So far, though, the critics remain unconvinced. An asteroid hit of that magnitude would have regional and perhaps global effects (a rough rule of thumb is that impactors are 1/20th the size of the crater, so this one would have been more than a half-mile wide). There's no clear evidence of such a devastating event circa A.D. 1500.
Other claims of young craters have been less controversial, but the scars are much smaller. The Wabar craters in Saudi Arabia, some of which are buried beneath the sand, were recently dated to 290 years ago, give or take a few decades. The largest is only about 380 feet in diameter. Two Arabic poems, which can be interpreted as referring to a meteor sighting from neighboring Yemen, may even give the exact date: September 1, 1704. And material collected from the proposed (but not yet added to The List) Sirente craters in central Italy dates from about A.D. 412. If those craters turn out to have been made by meteorites, the residents of late imperial Rome would have seen explosions more powerful than most humans have ever witnessed.

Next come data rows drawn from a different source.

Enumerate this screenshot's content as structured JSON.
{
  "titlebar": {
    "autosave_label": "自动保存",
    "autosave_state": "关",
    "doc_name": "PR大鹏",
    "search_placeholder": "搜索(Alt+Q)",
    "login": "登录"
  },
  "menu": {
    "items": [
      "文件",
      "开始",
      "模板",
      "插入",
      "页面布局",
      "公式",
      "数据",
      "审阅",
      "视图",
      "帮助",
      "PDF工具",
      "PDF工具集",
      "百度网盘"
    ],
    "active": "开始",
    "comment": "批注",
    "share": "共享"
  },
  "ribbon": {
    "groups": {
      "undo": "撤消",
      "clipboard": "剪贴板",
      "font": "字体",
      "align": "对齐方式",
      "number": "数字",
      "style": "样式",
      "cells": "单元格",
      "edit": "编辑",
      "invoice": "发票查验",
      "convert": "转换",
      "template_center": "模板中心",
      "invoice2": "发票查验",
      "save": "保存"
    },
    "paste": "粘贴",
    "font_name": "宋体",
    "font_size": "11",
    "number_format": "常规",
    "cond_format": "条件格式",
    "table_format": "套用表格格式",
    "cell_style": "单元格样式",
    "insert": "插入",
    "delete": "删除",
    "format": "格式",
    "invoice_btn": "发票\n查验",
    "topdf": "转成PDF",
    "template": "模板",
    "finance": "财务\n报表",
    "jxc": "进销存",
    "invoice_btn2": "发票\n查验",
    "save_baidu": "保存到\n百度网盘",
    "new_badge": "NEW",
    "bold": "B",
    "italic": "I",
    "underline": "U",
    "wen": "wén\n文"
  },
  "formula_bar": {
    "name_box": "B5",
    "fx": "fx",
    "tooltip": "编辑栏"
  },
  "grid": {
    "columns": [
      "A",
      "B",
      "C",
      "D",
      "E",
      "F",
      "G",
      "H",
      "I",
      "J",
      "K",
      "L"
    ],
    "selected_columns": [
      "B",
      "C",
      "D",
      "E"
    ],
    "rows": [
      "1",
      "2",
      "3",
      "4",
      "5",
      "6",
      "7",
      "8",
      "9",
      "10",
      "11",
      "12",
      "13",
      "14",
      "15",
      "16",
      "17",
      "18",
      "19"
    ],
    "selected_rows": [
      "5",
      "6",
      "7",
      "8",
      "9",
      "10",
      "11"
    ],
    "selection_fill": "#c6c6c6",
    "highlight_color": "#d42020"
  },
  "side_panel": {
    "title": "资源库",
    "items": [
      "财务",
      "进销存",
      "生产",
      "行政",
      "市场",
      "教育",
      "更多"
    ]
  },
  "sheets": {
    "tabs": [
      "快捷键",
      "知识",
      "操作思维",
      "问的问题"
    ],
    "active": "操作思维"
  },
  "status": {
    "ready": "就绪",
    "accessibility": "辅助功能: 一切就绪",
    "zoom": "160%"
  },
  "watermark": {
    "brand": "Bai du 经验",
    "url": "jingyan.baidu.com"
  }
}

These signs of recent catastrophe-in fact, the entire catalog of 168 craters-do not help in the least in determining when Earth will be struck again. Planetologist Clark Chapman of the Southwest Research Institute in Boulder, Colorado, has estimated the frequency of large and small impacts based on other kinds of data, including ongoing telescope searches for "Earth-crossing" asteroids and military cameras that track fireballs in the sky and let scientists count smaller objects that burn up and never hit the ground. "Earth's geological record was important a couple of decades ago when we didn't have much data from a telescopic survey," says Chapman. "But now, instead of a handful of objects [that orbit in Earth's neighborhood], we know of literally thousands of them."
So even though finding new craters is fun, at present it's more of a scientific trophy hunt than a significant research program. Still, the pace of discovery is picking up as new tools, and new searchers, enter the game. Nearly a third of the craters known today were discovered in the last 15 years.
Every few months, a new claim crops up. Seneca County, Ohio. Nagano Prefecture, Japan. Grieve often has would-be crater discoverers bring him samples of rock they're certain contain shocked quartz. Identifying the deformation features can be tricky, but Grieve has seen them so many times it takes him only a few minutes with a microscope to give the visitor a yay or nay. He recalls the time a Chinese scientist brought him a sample. Grieve put it under the microscope. Nope. He handed it back to the researcher, who looked down at the rock, then back up at Grieve. "Chinese craters different," he said.
Kevin Evans, who expects Weaubleau-Osceola to be added to The List someday, doesn't claim to be an impact expert. He says, "I'm just kind of an interloper," one who normally works on plain old sediment geology. Conducting research in Antarctica had been one of the thrills of Evans' career, but of the Weaubleau-Osceola discovery he says, "This is the most exciting project I've ever been on."